Candace Parker playing at her best should probably trigger some sort of WNBA mercy rule. The two-time MVP is a one-woman transition bucket who slices through any matchup. As long as the Sparks put a good team around her, which they have in 2020, peak Parker puts the team over the top as a championship contender.
It should worry every team in the WNBA that we’ve seen that version of Parker lately. Over the past two games, Parker has filled up the stat sheet like only she can, helping the brilliant, dynamic Sparks start to fulfill their potential.

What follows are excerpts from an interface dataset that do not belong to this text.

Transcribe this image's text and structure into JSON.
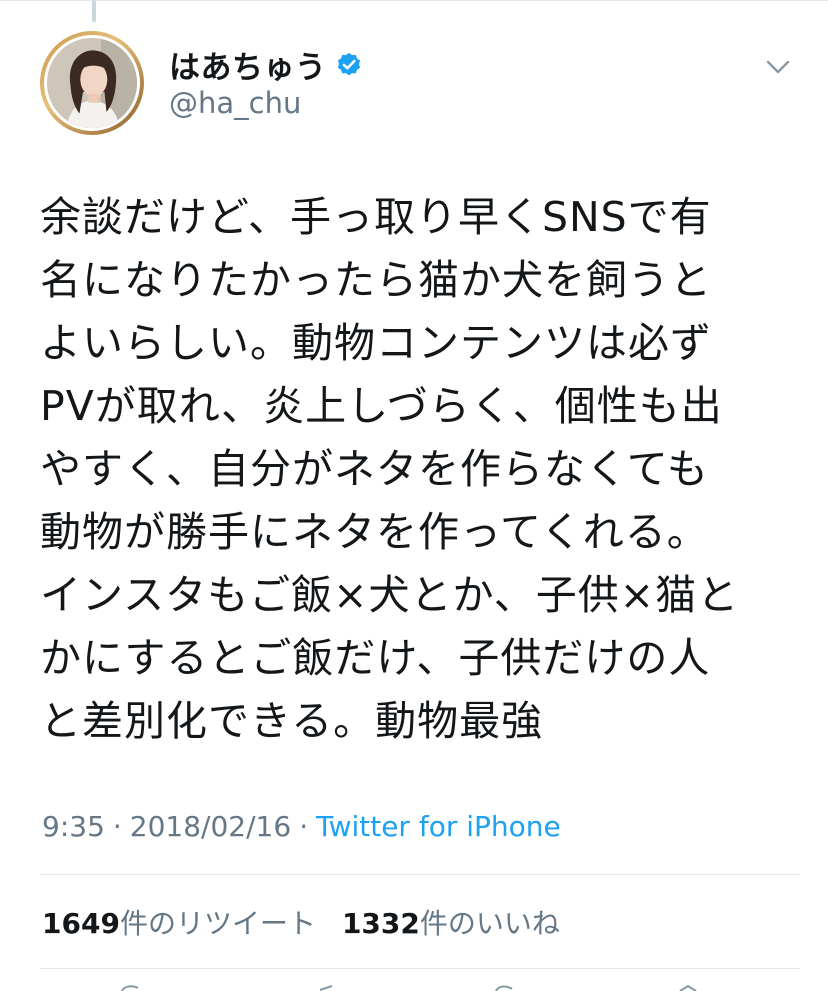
{
  "tweet": {
    "author": {
      "display_name": "はあちゅう",
      "handle": "@ha_chu",
      "verified": true
    },
    "text": "余談だけど、手っ取り早くSNSで有\n名になりたかったら猫か犬を飼うと\nよいらしい。動物コンテンツは必ず\nPVが取れ、炎上しづらく、個性も出\nやすく、自分がネタを作らなくても\n動物が勝手にネタを作ってくれる。\nインスタもご飯×犬とか、子供×猫と\nかにするとご飯だけ、子供だけの人\nと差別化できる。動物最強",
    "time": "9:35",
    "separator": "·",
    "date": "2018/02/16",
    "source": "Twitter for iPhone",
    "retweets": {
      "count": "1649",
      "label": "件のリツイート"
    },
    "likes": {
      "count": "1332",
      "label": "件のいいね"
    }
  },
  "icons": {
    "verified": "verified-badge-icon",
    "menu": "chevron-down-icon",
    "avatar": "profile-photo"
  },
  "colors": {
    "link": "#1da1f2",
    "secondary_text": "#657786",
    "primary_text": "#14171a",
    "divider": "#e1e8ed",
    "verified": "#1da1f2"
  }
}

When Parker steps on a WNBA court, she sees a game she changed. Back in 2008, when she was the Rookie of the Year and MVP in her first WNBA season, her combination of smooth play-making, athletic defense, and three-level shot creation ushered in a new era of women’s basketball. For nearly a decade, Parker was a lock for 20 points, 10 rebounds, four assists and a couple steals and blocks per night. She’s only missed the playoffs once, evidence that Parker’s presence has ensured a pretty good team for basically her entire life.
The league’s past two MVPs also show how Parker changed the league. Breanna Stewart and Elena Delle Donne are simply the logical evolution of Parker — better scorers, smoother with the ball, a bit longer and quicker. But there are a few things the legendary Parker has that still separate her from the rest of the WNBA’s great players, and they could decide the 2020 championship.
This week, it was as if Parker remembered a few of them in real time. Against the Storm on Saturday, Parker got the Sparks back into the game by churning the team’s offense. Parker has few peers as a playmaker in all of basketball, moving the ball in a way that renders measuring assists useless. This one counts as an assist, but shows how Parker can create a great shot out of thin air. It’s a weapon no other team really has.
Los Angeles ultimately lost their battle with the league-leading Storm, but four nights later (the most rest L.A. will get all season), Parker was back at it, and this time got herself going offensively even more. Like LeBron James or Giannis Antetokounmpo, any bit of space is too much when Parker has the ball in transition.
Because the Sparks have surrounded Parker with other fantastic, multi-skilled play-makers like Chelsea Gray and Nneka Ogwumike, the team is liable to turn defense into offense at a moment’s notice. When Parker wasn’t launching outlet passes all over the court to open teammates on Wednesday night in a blowout win over the Fever, she was reminding everyone of the magic she can create getting to the hoop.
— Los Angeles Sparks (@LASparks) August 6, 2020
Not only is Parker one of the only players in the WNBA who can match a player like Stewart move for move, she also may be the best at exploiting mismatches against bigger front court players as well. Indiana boasts one of the best young centers in the league in Teaira McCowan, finally in the team’s starting lineup in time to get bullied by the sage vet.
A flurry of up-and-unders, spin moves and dribble drives reminded McCowan why she still has a way to go, and why Parker is the ultimate advantage at center. Parker, unlike Stewart or Delle Donne (out this season with a back injury), also has the strength and footwork to bump around with the biggest bigs, and can finish through them. With a teammate like Ogwumike, another physical combo big and former MVP, Parker also gets the benefit of tinkering with matchups to exploit opponents even more.
This version of Parker was missing in 2019, but if it’s here to stay in 2020, the Sparks have to be among the favorites. Los Angeles dropped the game against Seattle because players like Gray and breakout wing Brittney Sykes were quiet, but everything comes together when Parker plays this way. If she can keep it up, Los Angeles can redeem its loss in the league semifinals last year.
Another peak season from the ageless Parker, combined with a roster that suits her so well, gives the WNBA another legitimate title contender and gives fans the show they’ve been missing since 2018 — a show only Parker can put on.